*** DATA ***
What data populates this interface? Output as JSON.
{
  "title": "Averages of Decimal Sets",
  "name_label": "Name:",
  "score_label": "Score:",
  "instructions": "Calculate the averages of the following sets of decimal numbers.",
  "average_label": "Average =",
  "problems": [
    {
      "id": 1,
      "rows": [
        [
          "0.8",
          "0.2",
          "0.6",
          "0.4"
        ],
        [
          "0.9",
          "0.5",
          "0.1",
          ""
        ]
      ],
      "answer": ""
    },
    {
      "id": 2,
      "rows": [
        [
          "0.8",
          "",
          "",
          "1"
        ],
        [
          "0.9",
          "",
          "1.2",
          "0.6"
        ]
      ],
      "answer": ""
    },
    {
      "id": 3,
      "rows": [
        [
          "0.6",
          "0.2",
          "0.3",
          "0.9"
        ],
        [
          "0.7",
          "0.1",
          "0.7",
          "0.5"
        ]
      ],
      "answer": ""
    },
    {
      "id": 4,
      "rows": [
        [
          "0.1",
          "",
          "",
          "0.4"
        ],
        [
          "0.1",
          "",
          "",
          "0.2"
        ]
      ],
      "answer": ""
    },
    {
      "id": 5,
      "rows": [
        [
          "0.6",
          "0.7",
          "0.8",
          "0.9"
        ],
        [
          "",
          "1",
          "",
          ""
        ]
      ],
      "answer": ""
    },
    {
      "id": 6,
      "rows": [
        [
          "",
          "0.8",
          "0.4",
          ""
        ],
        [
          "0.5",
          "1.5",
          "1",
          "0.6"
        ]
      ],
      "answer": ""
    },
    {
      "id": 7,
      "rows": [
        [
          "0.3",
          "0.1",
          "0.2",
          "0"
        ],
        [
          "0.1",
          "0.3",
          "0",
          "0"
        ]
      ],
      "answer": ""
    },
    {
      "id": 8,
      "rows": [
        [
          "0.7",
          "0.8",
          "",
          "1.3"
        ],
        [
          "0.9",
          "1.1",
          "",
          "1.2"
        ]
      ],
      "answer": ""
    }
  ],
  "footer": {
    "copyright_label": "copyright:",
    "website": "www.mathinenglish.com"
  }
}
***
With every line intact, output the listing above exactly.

What data populates this interface? Output as JSON.
{
  "title": "Averages of Decimal Sets",
  "name_label": "Name:",
  "score_label": "Score:",
  "instructions": "Calculate the averages of the following sets of decimal numbers.",
  "average_label": "Average =",
  "problems": [
    {
      "id": 1,
      "rows": [
        [
          "0.8",
          "0.2",
          "0.6",
          "0.4"
        ],
        [
          "0.9",
          "0.5",
          "0.1",
          ""
        ]
      ],
      "answer": ""
    },
    {
      "id": 2,
      "rows": [
        [
          "0.8",
          "",
          "",
          "1"
        ],
        [
          "0.9",
          "",
          "1.2",
          "0.6"
        ]
      ],
      "answer": ""
    },
    {
      "id": 3,
      "rows": [
        [
          "0.6",
          "0.2",
          "0.3",
          "0.9"
        ],
        [
          "0.7",
          "0.1",
          "0.7",
          "0.5"
        ]
      ],
      "answer": ""
    },
    {
      "id": 4,
      "rows": [
        [
          "0.1",
          "",
          "",
          "0.4"
        ],
        [
          "0.1",
          "",
          "",
          "0.2"
        ]
      ],
      "answer": ""
    },
    {
      "id": 5,
      "rows": [
        [
          "0.6",
          "0.7",
          "0.8",
          "0.9"
        ],
        [
          "",
          "1",
          "",
          ""
        ]
      ],
      "answer": ""
    },
    {
      "id": 6,
      "rows": [
        [
          "",
          "0.8",
          "0.4",
          ""
        ],
        [
          "0.5",
          "1.5",
          "1",
          "0.6"
        ]
      ],
      "answer": ""
    },
    {
      "id": 7,
      "rows": [
        [
          "0.3",
          "0.1",
          "0.2",
          "0"
        ],
        [
          "0.1",
          "0.3",
          "0",
          "0"
        ]
      ],
      "answer": ""
    },
    {
      "id": 8,
      "rows": [
        [
          "0.7",
          "0.8",
          "",
          "1.3"
        ],
        [
          "0.9",
          "1.1",
          "",
          "1.2"
        ]
      ],
      "answer": ""
    }
  ],
  "footer": {
    "copyright_label": "copyright:",
    "website": "www.mathinenglish.com"
  }
}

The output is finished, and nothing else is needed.